‘We are still here, so it’s important to stand up.’
Asgard, Wakanda, Xandar, and other intergalactic empires are well-known to comic book fans, but a new comic is hoping to bring readers back to Earth to learn about Indigenous heroes.
Penned by Native American artists and writers, “Marvel’s Voices: Indigenous Voices #1” was released Nov. 18, to the delight of Native Americans who feel underrepresented in the comic book universe.
The new release features several new Indigenous heroes and addresses their involvement in X-Men stories.
Keith Jim, a Navajo artist who became interested in comics at an early age, is proud to see Native Americans breaking through into the superhero world.
“Sometimes I feel like we’re forgotten. We are still here, so it’s important to stand up,” said Jim, who drew the comic book episode “The Heroes” in 2018.
Jim said Native American comic book characters usually are depicted in stereotypical ways, as they are reduced to complementary or side roles and are shown in feathers and loincloths.

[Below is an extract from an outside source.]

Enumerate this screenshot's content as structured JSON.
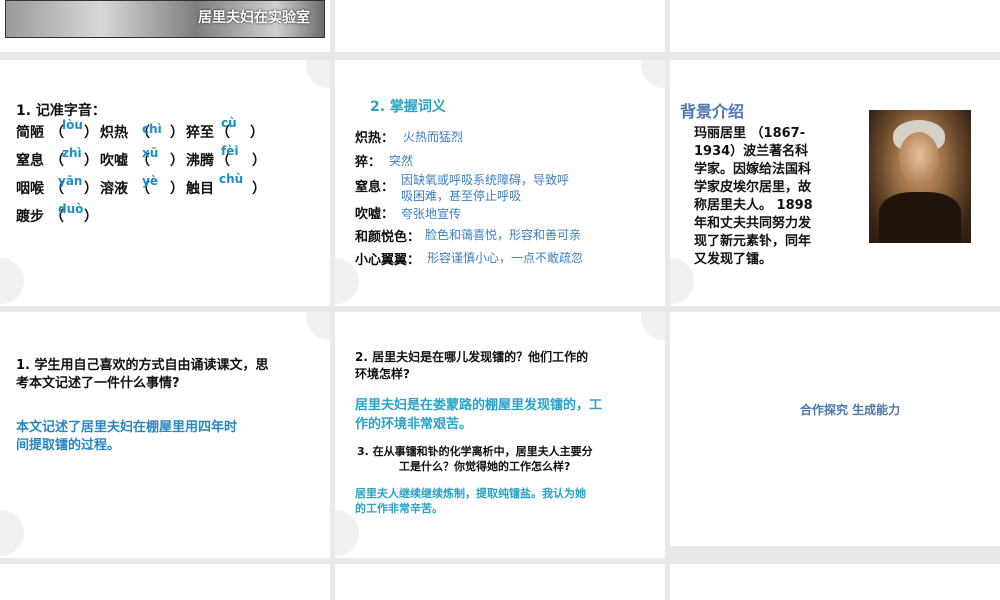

Anthony Thibodeau, a curator at the Museum of Northern Arizona who specializes in Indian arts and culture, said this misrepresentation of Native Americans is evident in mainstream popular culture.
“Any character that was a non-white character, they were usually represented in a very stereotypical way,” Thibodeau said. “Either through their clothing, a lot of times how they talk or through their accent.”
To eliminate these stereotypes, he said, it’s important that the Marvel comics are created by Native Americans.
“I think it is a good step,” Thibodeau said. “Especially having these writers and artists interpret these characters to bring a better sense of representation into mainstream pop culture than there has been.”
Thibodeau and Jim hope that the new Marvel comic book heroes, including Echo, Mirage, and Silver Fox, will help tear down the misrepresentation of Indigenous people.
“I can’t wait for it to come out just to see how it should’ve been from the start, how Native Americans should have been represented from the start,” Jim said.
Cory Bushnell owns Cab Comics in Flagstaff, the closest comic book store to the Navajo Nation, where the new Marvel comic will be sold.
“It’s something that we’re excited to have in the store and excited to help encourage people to know about,” Bushnell said. “It’s encouraging people to learn more.”
Bushnell and Jim both said that these new heroes will help Native Americans feel inspired. Kyle Charles, an Indigenous illustrator for “Marvel’s Voices: Indigenous Voices,” already received support from Indigenous women for his depictions of the Marvel hero “Dani” Moonstar, a member of the Cheyenne Nation who was introduced in 1982.
“I hope they (women) get inspired or they feel empowered. I hope they get whatever they need out of it, even if it’s just to escape,” Charles said in an interview with the Canadian Press. “The most important thing to me is them seeing this and saying, ‘That’s me, I am that character.’”